[Problem] Which of the lines in the data below contain the string "body"? Copy each of them.

[Given data]
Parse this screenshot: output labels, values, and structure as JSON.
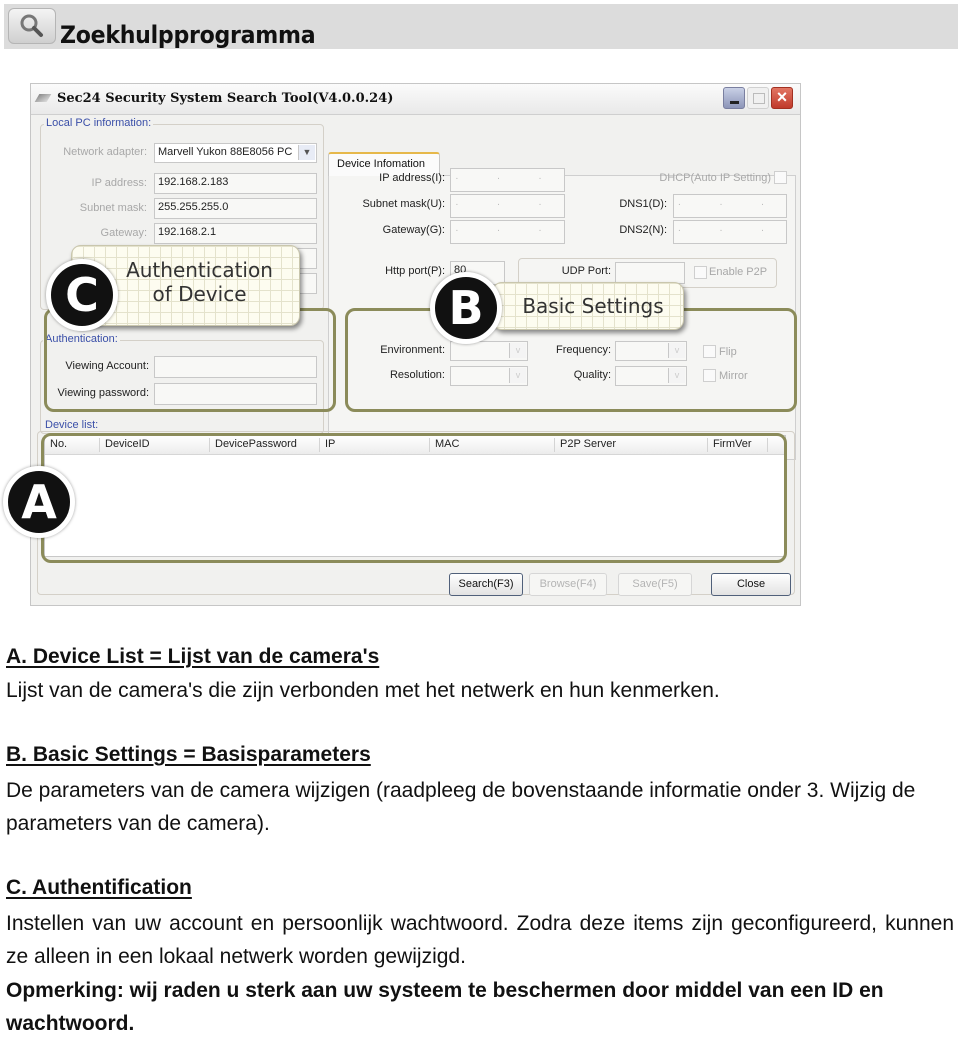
{
  "header": {
    "title": "Zoekhulpprogramma",
    "icon": "magnifier-icon"
  },
  "window": {
    "title": "Sec24 Security System Search Tool(V4.0.0.24)",
    "controls": [
      "minimize",
      "maximize",
      "close"
    ],
    "local_pc": {
      "group_label": "Local PC information:",
      "network_adapter_label": "Network adapter:",
      "network_adapter_value": "Marvell Yukon 88E8056 PC",
      "ip_label": "IP address:",
      "ip_value": "192.168.2.183",
      "subnet_label": "Subnet mask:",
      "subnet_value": "255.255.255.0",
      "gateway_label": "Gateway:",
      "gateway_value": "192.168.2.1"
    },
    "device_info": {
      "tab_label": "Device Infomation",
      "ip_label": "IP address(I):",
      "subnet_label": "Subnet mask(U):",
      "gateway_label": "Gateway(G):",
      "dhcp_label": "DHCP(Auto IP Setting)",
      "dns1_label": "DNS1(D):",
      "dns2_label": "DNS2(N):",
      "ip_placeholder": ". . .",
      "http_port_label": "Http port(P):",
      "http_port_value": "80",
      "udp_port_label": "UDP Port:",
      "enable_p2p_label": "Enable P2P",
      "environment_label": "Environment:",
      "resolution_label": "Resolution:",
      "frequency_label": "Frequency:",
      "quality_label": "Quality:",
      "flip_label": "Flip",
      "mirror_label": "Mirror"
    },
    "authentication": {
      "group_label": "Authentication:",
      "viewing_account_label": "Viewing Account:",
      "viewing_password_label": "Viewing password:"
    },
    "device_list": {
      "group_label": "Device list:",
      "columns": [
        "No.",
        "DeviceID",
        "DevicePassword",
        "IP",
        "MAC",
        "P2P Server",
        "FirmVer"
      ],
      "rows": []
    },
    "buttons": {
      "search": "Search(F3)",
      "browse": "Browse(F4)",
      "save": "Save(F5)",
      "close": "Close"
    }
  },
  "callouts": {
    "a_badge": "A",
    "b_badge": "B",
    "b_text": "Basic Settings",
    "c_badge": "C",
    "c_text_line1": "Authentication",
    "c_text_line2": "of Device"
  },
  "sections": [
    {
      "heading": "A. Device List = Lijst van de camera's",
      "body": "Lijst van de camera's die zijn verbonden met het netwerk en hun kenmerken."
    },
    {
      "heading": "B. Basic Settings = Basisparameters",
      "body": "De parameters van de camera wijzigen (raadpleeg de bovenstaande informatie onder 3. Wijzig de parameters van de camera)."
    },
    {
      "heading": "C. Authentification",
      "body": "Instellen van uw account en persoonlijk wachtwoord. Zodra deze items zijn geconfigureerd, kunnen ze alleen in een lokaal netwerk worden gewijzigd.",
      "note": "Opmerking: wij raden u sterk aan uw systeem te beschermen door middel van een ID en wachtwoord."
    }
  ]
}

[Response]
      "body": "Lijst van de camera's die zijn verbonden met het netwerk en hun kenmerken."
      "body": "De parameters van de camera wijzigen (raadpleeg de bovenstaande informatie onder 3. Wijzig de parameters van de camera)."
      "body": "Instellen van uw account en persoonlijk wachtwoord. Zodra deze items zijn geconfigureerd, kunnen ze alleen in een lokaal netwerk worden gewijzigd.",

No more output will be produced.